The buy-now-pay-later scheme is not without risks, but not anything merchants may not be able to handle. The currently popular instalment payment scheme offers flexible terms and relatively low to even interest fees. Many BNPL services do not require consumers to submit their credit card histories or bank records.
But this instant gratification could backfire on merchants and BNPL service providers without warning and in the absence of a ready solution to potential problems. According to The Global Payments Report by Worldpay, the BNPL trend is expected to grow even larger in the future – as high as 37 percent in the UK alone. This expansion aligns with digitisation in the fintech industry that is expected to breed more technological innovations.
Merchants should be aware that most of the risks are usually sustained by BNPL providers. While merchants receive full payment upfront, providers are responsible for the repayment process. However, it is only normal for merchants to anticipate potential risks before choosing a provider or stepping into the world of BNPL.
False consumer data
With simple instalments as its most beneficial feature, BNPL could attract hit-and-run consumers or people with bad credit histories. It is very easy for a new consumer to submit a false phone number or a drop-off address different from their own, and then stop paying for the purchase. What merchants can do, is to select providers using third-party systems or performing automatic checks to validate the consumers' data. The consumers' names should match their listed addresses and phone numbers.

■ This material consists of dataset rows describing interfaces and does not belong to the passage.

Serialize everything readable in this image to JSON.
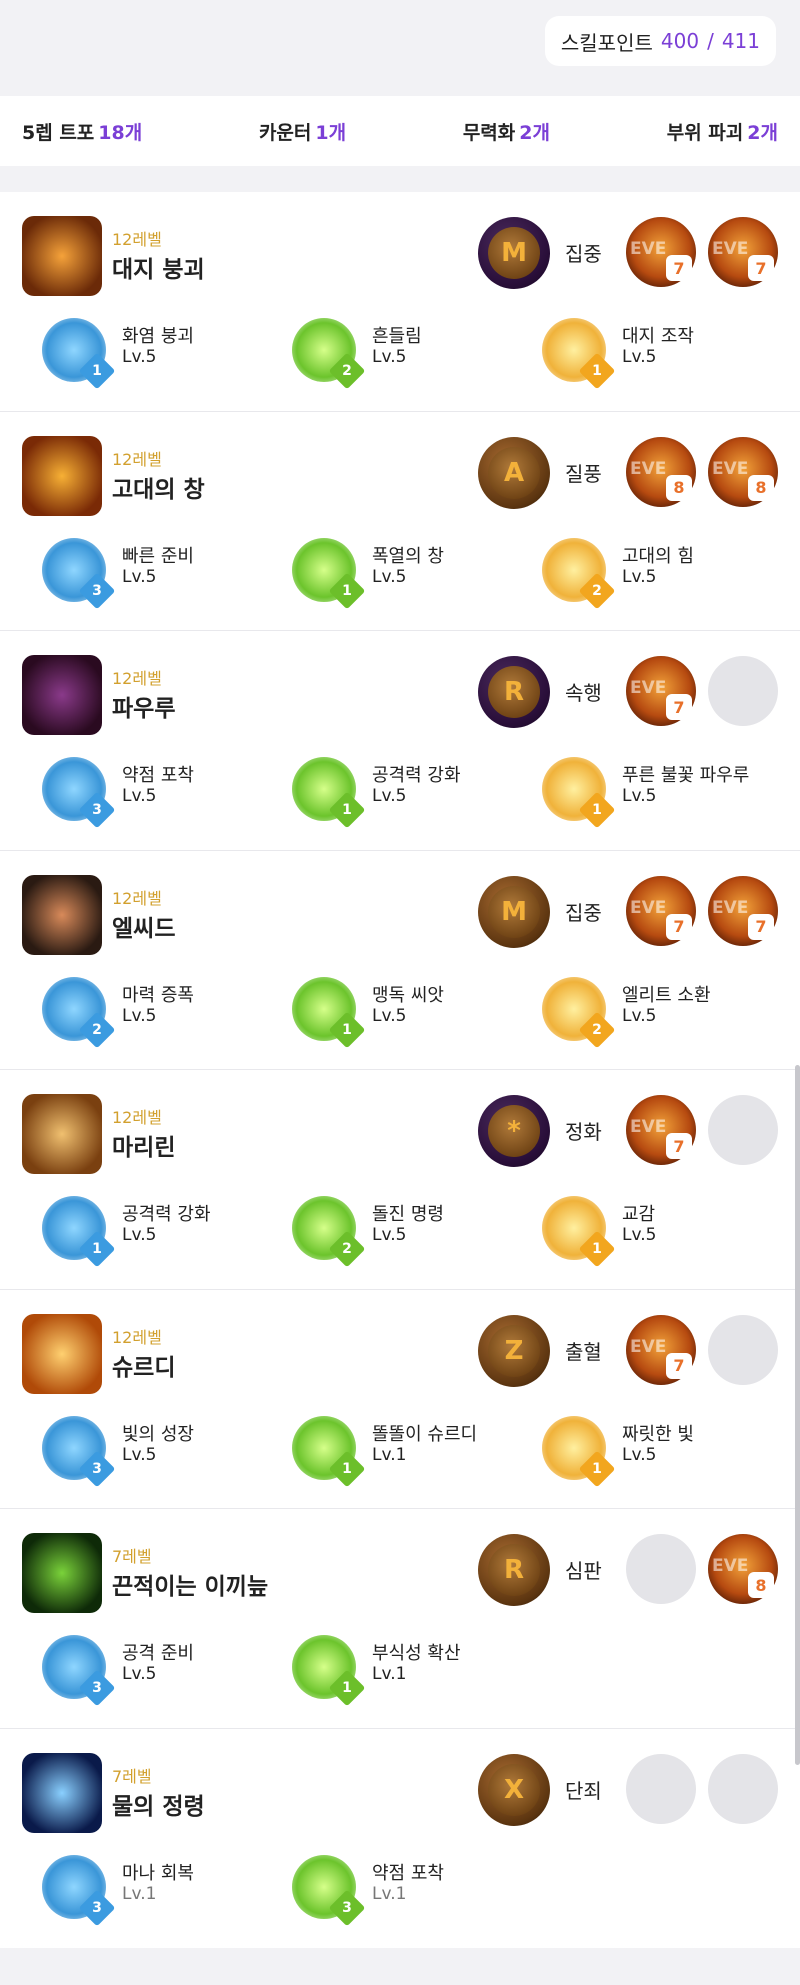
{
  "skill_points": {
    "label": "스킬포인트",
    "used": "400",
    "total": "411"
  },
  "stats": [
    {
      "label": "5렙 트포",
      "value": "18개"
    },
    {
      "label": "카운터",
      "value": "1개"
    },
    {
      "label": "무력화",
      "value": "2개"
    },
    {
      "label": "부위 파괴",
      "value": "2개"
    }
  ],
  "skills": [
    {
      "level": "12레벨",
      "name": "대지 붕괴",
      "icon": "fire-ring-skill-icon",
      "icon_colors": [
        "#f5a23a",
        "#6b2a08"
      ],
      "rune": {
        "name": "집중",
        "color": "purple",
        "glyph": "M"
      },
      "gems": [
        {
          "text": "EVE",
          "level": "7"
        },
        {
          "text": "EVE",
          "level": "7"
        }
      ],
      "tripods": [
        {
          "name": "화염 붕괴",
          "level": "Lv.5",
          "tier": "1",
          "color": "blue",
          "icon": "blue-flame-icon"
        },
        {
          "name": "흔들림",
          "level": "Lv.5",
          "tier": "2",
          "color": "green",
          "icon": "green-burst-icon"
        },
        {
          "name": "대지 조작",
          "level": "Lv.5",
          "tier": "1",
          "color": "gold",
          "icon": "gold-comet-icon"
        }
      ]
    },
    {
      "level": "12레벨",
      "name": "고대의 창",
      "icon": "ancient-spear-skill-icon",
      "icon_colors": [
        "#f7b035",
        "#7a2a06"
      ],
      "rune": {
        "name": "질풍",
        "color": "brown",
        "glyph": "A"
      },
      "gems": [
        {
          "text": "EVE",
          "level": "8"
        },
        {
          "text": "EVE",
          "level": "8"
        }
      ],
      "tripods": [
        {
          "name": "빠른 준비",
          "level": "Lv.5",
          "tier": "3",
          "color": "blue",
          "icon": "hourglass-icon"
        },
        {
          "name": "폭열의 창",
          "level": "Lv.5",
          "tier": "1",
          "color": "green",
          "icon": "green-flame-icon"
        },
        {
          "name": "고대의 힘",
          "level": "Lv.5",
          "tier": "2",
          "color": "gold",
          "icon": "gold-arrow-up-icon"
        }
      ]
    },
    {
      "level": "12레벨",
      "name": "파우루",
      "icon": "paulu-skill-icon",
      "icon_colors": [
        "#8a3a8a",
        "#2a0a20"
      ],
      "rune": {
        "name": "속행",
        "color": "purple",
        "glyph": "R"
      },
      "gems": [
        {
          "text": "EVE",
          "level": "7"
        },
        null
      ],
      "tripods": [
        {
          "name": "약점 포착",
          "level": "Lv.5",
          "tier": "3",
          "color": "blue",
          "icon": "blue-skull-icon"
        },
        {
          "name": "공격력 강화",
          "level": "Lv.5",
          "tier": "1",
          "color": "green",
          "icon": "green-swords-icon"
        },
        {
          "name": "푸른 불꽃 파우루",
          "level": "Lv.5",
          "tier": "1",
          "color": "gold",
          "icon": "gold-phoenix-icon"
        }
      ]
    },
    {
      "level": "12레벨",
      "name": "엘씨드",
      "icon": "elcid-skill-icon",
      "icon_colors": [
        "#d88a5a",
        "#2a1a12"
      ],
      "rune": {
        "name": "집중",
        "color": "brown",
        "glyph": "M"
      },
      "gems": [
        {
          "text": "EVE",
          "level": "7"
        },
        {
          "text": "EVE",
          "level": "7"
        }
      ],
      "tripods": [
        {
          "name": "마력 증폭",
          "level": "Lv.5",
          "tier": "2",
          "color": "blue",
          "icon": "blue-swords-icon"
        },
        {
          "name": "맹독 씨앗",
          "level": "Lv.5",
          "tier": "1",
          "color": "green",
          "icon": "green-poison-icon"
        },
        {
          "name": "엘리트 소환",
          "level": "Lv.5",
          "tier": "2",
          "color": "gold",
          "icon": "gold-phoenix-icon"
        }
      ]
    },
    {
      "level": "12레벨",
      "name": "마리린",
      "icon": "marilyn-skill-icon",
      "icon_colors": [
        "#f0c070",
        "#7a4010"
      ],
      "rune": {
        "name": "정화",
        "color": "purple",
        "glyph": "*"
      },
      "gems": [
        {
          "text": "EVE",
          "level": "7"
        },
        null
      ],
      "tripods": [
        {
          "name": "공격력 강화",
          "level": "Lv.5",
          "tier": "1",
          "color": "blue",
          "icon": "blue-swords-icon"
        },
        {
          "name": "돌진 명령",
          "level": "Lv.5",
          "tier": "2",
          "color": "green",
          "icon": "green-zzz-icon"
        },
        {
          "name": "교감",
          "level": "Lv.5",
          "tier": "1",
          "color": "gold",
          "icon": "gold-compass-icon"
        }
      ]
    },
    {
      "level": "12레벨",
      "name": "슈르디",
      "icon": "shurdi-skill-icon",
      "icon_colors": [
        "#ffd070",
        "#b04a08"
      ],
      "rune": {
        "name": "출혈",
        "color": "brown",
        "glyph": "Z"
      },
      "gems": [
        {
          "text": "EVE",
          "level": "7"
        },
        null
      ],
      "tripods": [
        {
          "name": "빛의 성장",
          "level": "Lv.5",
          "tier": "3",
          "color": "blue",
          "icon": "blue-swords-icon"
        },
        {
          "name": "똘똘이 슈르디",
          "level": "Lv.1",
          "tier": "1",
          "color": "green",
          "icon": "green-staff-icon"
        },
        {
          "name": "짜릿한 빛",
          "level": "Lv.5",
          "tier": "1",
          "color": "gold",
          "icon": "gold-burst-icon"
        }
      ]
    },
    {
      "level": "7레벨",
      "name": "끈적이는 이끼늪",
      "icon": "moss-swamp-skill-icon",
      "icon_colors": [
        "#7ad23a",
        "#0e2a08"
      ],
      "rune": {
        "name": "심판",
        "color": "brown",
        "glyph": "R"
      },
      "gems": [
        null,
        {
          "text": "EVE",
          "level": "8"
        }
      ],
      "tripods": [
        {
          "name": "공격 준비",
          "level": "Lv.5",
          "tier": "3",
          "color": "blue",
          "icon": "blue-swords-icon"
        },
        {
          "name": "부식성 확산",
          "level": "Lv.1",
          "tier": "1",
          "color": "green",
          "icon": "green-spread-icon"
        }
      ]
    },
    {
      "level": "7레벨",
      "name": "물의 정령",
      "icon": "water-spirit-skill-icon",
      "icon_colors": [
        "#8ad0ff",
        "#0a1a4a"
      ],
      "rune": {
        "name": "단죄",
        "color": "brown",
        "glyph": "X"
      },
      "gems": [
        null,
        null
      ],
      "tripods": [
        {
          "name": "마나 회복",
          "level": "Lv.1",
          "tier": "3",
          "color": "blue",
          "icon": "blue-potion-icon",
          "dim": true
        },
        {
          "name": "약점 포착",
          "level": "Lv.1",
          "tier": "3",
          "color": "green",
          "icon": "green-skull-icon",
          "dim": true
        }
      ]
    }
  ]
}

This is achievable by asking them to provide pictures of their identification cards and a matching one-time picture. A one-time-passwords can also be used in online payments to validate consumers' phone numbers or email addresses.
Chargebacks are unavoidable in the retail world, as it works similarly to refunds. But the difference lies in the matter of consumers getting their money back directly from the banks instead of the merchants. This could be very damaging to the financial ecosystem in the hands of opportunist consumers who falsely claim not to have received a product or claiming a mismatched delivery.
According to Chargeback 911, this could be handled by checking the consumers' behaviour first. Most of the time, these accounts have unusual patterns of buying and chargeback requests, high transaction velocity of small purchases, suspicious addresses, and unfamiliar devices that are not commonly used.
In another case, these fraud chargebacks could also be the result of identity theft. When the actual user of the payment data has no idea about this issue, providers can reach out to the actual owner by using other listed contacts. In a fortunate case, victims of identity theft might realize the issues first and report the matter to prevent any further transactions.
One of the best solutions is for providers and merchants to provide clear terms and solutions regarding chargebacks so consumers could not request these without valid reasons. Merchants and providers should be able to communicate on established terms that will protect both parties, while still providing a secure and comfortable payment experience for consumers.